Beginning at the line containing "What's the underlying", output every line to the end of the data below exactly as it appears.

[Data to use]

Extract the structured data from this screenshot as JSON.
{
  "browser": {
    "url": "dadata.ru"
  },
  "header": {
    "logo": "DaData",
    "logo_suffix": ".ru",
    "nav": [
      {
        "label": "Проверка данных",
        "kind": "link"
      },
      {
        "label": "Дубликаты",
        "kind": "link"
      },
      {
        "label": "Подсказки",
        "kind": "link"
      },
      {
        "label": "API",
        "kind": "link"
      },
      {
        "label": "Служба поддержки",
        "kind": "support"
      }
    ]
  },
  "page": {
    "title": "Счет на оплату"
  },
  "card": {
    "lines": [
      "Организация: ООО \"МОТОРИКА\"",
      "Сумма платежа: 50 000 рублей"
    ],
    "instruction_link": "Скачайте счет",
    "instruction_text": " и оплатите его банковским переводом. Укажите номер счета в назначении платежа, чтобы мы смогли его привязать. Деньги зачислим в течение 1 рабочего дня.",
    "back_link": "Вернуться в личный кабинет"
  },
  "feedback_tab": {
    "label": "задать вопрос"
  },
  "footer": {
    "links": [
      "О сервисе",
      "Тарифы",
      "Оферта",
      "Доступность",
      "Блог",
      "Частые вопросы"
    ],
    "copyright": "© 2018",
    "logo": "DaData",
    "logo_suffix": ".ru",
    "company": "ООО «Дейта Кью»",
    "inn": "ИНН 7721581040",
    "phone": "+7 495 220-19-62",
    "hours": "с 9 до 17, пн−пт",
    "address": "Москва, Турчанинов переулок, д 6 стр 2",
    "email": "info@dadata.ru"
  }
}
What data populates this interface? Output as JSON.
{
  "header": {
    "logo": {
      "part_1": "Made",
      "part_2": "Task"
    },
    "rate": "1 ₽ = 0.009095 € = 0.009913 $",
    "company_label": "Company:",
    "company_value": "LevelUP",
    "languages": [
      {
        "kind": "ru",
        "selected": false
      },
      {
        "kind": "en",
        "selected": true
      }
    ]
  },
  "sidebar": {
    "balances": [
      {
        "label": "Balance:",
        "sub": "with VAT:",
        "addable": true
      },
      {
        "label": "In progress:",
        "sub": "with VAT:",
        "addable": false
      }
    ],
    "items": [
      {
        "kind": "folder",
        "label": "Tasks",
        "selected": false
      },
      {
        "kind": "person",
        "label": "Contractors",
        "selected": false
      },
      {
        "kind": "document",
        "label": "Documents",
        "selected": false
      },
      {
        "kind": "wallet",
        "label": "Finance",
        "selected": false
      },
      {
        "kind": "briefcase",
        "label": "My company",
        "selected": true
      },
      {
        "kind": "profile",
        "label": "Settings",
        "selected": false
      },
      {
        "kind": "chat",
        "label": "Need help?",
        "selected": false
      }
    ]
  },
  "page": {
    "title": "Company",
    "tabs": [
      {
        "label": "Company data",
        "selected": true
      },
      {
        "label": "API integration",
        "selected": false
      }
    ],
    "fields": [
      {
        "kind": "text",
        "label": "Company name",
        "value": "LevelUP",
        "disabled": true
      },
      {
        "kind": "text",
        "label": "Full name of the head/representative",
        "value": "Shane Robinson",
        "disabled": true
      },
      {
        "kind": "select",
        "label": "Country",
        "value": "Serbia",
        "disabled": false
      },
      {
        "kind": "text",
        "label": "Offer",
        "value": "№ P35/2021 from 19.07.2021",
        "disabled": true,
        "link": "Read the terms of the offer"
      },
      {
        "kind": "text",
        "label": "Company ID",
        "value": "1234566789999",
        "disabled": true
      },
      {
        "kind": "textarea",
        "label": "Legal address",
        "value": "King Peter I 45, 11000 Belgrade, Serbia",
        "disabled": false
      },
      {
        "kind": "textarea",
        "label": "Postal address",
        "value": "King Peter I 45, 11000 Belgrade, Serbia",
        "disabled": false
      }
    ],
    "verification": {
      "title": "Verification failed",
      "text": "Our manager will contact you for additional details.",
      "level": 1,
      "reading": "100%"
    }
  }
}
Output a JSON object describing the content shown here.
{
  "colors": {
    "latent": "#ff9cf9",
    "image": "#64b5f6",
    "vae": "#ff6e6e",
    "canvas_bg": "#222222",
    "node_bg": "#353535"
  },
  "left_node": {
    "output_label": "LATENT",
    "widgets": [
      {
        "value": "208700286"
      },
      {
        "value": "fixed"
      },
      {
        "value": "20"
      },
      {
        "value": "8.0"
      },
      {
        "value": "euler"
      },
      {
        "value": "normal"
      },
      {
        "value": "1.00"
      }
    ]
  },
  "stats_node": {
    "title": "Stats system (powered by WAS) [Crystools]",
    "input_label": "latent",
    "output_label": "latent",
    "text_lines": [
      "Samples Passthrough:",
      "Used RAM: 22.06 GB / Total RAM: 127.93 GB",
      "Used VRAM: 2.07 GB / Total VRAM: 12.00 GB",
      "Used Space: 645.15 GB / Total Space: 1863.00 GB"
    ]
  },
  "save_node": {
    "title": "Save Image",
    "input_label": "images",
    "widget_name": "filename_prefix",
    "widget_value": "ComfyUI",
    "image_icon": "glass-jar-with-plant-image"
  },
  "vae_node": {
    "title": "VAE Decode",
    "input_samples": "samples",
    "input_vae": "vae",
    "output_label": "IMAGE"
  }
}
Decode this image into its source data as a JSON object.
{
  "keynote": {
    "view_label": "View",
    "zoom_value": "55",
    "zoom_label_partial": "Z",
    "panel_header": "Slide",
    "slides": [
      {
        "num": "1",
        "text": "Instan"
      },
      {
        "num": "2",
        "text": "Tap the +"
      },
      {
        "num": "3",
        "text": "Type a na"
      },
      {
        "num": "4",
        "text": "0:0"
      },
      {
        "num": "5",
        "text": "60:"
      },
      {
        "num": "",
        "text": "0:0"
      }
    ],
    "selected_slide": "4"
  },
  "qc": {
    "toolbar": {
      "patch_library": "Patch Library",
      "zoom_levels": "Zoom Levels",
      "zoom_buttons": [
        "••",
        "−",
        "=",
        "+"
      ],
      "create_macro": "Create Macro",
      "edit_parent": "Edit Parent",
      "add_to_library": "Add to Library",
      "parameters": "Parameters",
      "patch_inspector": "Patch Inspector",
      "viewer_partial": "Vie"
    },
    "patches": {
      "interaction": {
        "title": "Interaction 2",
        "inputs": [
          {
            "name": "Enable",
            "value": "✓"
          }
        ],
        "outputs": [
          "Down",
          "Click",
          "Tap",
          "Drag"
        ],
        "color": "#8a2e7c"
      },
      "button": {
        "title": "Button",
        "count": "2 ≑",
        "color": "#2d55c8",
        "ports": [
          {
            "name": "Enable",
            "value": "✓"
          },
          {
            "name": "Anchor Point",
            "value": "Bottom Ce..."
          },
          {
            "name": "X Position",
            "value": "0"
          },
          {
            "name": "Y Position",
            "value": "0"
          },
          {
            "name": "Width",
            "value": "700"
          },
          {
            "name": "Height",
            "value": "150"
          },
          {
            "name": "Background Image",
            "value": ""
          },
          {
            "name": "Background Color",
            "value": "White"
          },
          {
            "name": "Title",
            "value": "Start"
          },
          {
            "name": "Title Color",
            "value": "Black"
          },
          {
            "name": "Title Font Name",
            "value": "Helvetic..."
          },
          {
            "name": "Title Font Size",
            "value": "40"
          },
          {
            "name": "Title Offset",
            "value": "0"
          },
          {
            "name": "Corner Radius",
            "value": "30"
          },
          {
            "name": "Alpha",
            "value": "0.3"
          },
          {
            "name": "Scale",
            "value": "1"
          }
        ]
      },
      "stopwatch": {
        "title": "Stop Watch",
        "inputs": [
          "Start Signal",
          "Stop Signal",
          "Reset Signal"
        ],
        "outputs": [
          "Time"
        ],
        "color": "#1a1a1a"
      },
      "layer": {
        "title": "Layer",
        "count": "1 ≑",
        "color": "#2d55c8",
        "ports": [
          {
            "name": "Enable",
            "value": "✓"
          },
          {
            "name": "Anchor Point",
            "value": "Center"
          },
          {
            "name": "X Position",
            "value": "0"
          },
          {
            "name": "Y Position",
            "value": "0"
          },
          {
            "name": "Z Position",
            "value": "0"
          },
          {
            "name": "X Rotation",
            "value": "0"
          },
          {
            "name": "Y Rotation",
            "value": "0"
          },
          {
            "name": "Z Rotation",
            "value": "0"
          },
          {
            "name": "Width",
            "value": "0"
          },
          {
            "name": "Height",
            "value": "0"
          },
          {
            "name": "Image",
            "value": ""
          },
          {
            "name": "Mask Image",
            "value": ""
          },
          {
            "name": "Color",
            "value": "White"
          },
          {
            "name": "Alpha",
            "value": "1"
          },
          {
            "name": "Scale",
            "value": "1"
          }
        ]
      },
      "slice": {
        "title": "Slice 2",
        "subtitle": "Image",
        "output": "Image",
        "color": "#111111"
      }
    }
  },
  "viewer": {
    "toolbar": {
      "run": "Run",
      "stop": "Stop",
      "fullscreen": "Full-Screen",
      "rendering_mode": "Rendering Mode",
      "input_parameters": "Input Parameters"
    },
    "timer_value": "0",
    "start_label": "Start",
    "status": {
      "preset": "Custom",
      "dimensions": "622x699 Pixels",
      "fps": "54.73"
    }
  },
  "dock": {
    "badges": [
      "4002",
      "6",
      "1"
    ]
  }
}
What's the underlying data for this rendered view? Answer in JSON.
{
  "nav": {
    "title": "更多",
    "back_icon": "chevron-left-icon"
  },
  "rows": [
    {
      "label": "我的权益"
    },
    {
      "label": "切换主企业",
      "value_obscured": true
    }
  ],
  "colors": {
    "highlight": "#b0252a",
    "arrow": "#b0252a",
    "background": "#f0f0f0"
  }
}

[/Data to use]

# Problem solution
What's the underlying data for this rendered view? Answer in JSON.
{
  "nav": {
    "title": "更多",
    "back_icon": "chevron-left-icon"
  },
  "rows": [
    {
      "label": "我的权益"
    },
    {
      "label": "切换主企业",
      "value_obscured": true
    }
  ],
  "colors": {
    "highlight": "#b0252a",
    "arrow": "#b0252a",
    "background": "#f0f0f0"
  }
}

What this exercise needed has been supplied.